[Dataset rows describing interfaces]
+ + + + +

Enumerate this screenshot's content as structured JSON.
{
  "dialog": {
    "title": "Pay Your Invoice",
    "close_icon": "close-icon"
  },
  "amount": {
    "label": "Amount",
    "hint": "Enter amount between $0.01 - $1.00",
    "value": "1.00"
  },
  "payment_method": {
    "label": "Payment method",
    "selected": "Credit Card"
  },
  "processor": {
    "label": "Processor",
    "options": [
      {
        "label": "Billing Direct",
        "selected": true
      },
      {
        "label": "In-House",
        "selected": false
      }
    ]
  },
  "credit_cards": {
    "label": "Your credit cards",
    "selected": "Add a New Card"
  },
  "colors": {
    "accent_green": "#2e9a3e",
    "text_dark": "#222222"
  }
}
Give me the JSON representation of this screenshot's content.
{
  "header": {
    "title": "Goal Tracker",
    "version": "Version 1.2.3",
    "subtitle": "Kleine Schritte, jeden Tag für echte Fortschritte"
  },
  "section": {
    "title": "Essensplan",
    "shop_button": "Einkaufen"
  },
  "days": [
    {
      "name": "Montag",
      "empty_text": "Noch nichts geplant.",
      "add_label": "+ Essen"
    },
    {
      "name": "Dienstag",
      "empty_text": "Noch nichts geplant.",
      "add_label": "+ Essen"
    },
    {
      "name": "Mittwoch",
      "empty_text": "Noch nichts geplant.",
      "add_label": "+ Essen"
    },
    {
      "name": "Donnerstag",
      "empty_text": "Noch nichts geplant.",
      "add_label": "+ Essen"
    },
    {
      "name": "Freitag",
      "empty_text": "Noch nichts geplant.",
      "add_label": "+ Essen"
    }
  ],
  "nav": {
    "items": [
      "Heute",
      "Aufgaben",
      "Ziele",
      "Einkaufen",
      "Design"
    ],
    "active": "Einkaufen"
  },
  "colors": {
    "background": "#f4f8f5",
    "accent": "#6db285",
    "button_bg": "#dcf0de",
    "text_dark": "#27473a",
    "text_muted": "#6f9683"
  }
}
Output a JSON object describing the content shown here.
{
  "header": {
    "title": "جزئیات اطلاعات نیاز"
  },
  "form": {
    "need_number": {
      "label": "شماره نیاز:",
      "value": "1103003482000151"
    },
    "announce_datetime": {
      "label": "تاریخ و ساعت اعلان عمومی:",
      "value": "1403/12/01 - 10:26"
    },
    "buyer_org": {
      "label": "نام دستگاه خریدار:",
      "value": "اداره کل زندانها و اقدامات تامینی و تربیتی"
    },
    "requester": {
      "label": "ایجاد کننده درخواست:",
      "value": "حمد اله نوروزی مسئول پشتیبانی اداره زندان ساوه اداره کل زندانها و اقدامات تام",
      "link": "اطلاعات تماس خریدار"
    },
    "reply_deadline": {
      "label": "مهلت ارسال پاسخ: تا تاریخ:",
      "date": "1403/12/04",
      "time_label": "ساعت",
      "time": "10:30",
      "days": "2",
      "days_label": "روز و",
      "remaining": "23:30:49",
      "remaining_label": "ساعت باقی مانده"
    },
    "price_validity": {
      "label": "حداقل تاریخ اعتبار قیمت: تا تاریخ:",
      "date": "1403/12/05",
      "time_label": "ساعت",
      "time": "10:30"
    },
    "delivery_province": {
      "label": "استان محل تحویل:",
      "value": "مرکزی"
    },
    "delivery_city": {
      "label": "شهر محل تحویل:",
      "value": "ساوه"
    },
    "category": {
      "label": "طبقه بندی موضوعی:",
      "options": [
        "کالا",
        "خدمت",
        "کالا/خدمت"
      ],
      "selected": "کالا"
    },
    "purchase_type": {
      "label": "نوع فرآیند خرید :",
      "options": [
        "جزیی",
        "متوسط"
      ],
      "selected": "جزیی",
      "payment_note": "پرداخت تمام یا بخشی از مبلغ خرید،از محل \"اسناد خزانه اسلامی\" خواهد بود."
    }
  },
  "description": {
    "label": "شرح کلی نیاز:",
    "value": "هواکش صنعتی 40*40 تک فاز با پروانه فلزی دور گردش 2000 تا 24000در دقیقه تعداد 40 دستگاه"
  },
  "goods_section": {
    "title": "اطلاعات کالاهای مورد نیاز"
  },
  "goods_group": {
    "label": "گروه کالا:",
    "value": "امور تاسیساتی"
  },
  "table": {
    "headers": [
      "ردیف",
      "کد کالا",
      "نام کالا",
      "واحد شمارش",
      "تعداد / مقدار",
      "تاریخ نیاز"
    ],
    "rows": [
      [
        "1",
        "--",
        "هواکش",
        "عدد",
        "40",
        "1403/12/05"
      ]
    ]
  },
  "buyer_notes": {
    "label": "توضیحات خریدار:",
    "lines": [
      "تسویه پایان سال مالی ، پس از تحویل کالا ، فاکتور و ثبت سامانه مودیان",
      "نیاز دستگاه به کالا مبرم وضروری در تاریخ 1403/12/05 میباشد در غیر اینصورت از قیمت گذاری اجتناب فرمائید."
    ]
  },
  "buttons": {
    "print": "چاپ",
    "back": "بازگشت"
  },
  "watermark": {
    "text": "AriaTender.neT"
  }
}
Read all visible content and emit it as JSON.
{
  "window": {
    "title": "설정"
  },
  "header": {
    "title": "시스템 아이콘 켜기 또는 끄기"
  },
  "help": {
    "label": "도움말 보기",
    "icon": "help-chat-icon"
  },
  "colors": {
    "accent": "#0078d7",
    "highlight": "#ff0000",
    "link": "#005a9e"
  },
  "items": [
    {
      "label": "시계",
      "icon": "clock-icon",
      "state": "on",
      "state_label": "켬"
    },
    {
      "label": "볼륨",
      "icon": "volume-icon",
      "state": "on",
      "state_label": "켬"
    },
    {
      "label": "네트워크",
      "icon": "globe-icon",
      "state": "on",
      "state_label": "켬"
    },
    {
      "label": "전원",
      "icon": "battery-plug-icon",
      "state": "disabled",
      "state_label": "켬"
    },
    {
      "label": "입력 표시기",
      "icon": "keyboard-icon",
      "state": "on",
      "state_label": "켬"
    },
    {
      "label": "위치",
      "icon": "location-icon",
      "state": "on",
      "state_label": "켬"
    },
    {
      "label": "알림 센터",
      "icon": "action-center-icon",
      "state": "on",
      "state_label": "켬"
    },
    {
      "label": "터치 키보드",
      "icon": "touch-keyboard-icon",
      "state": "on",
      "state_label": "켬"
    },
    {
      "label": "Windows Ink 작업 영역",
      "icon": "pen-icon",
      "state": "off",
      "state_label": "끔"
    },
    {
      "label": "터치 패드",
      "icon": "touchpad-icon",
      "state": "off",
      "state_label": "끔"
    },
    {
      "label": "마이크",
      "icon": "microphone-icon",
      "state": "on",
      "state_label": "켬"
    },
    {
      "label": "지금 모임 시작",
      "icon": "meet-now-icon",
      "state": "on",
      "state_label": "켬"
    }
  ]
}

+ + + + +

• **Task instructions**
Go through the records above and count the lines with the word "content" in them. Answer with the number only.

• **Solved exercise**
4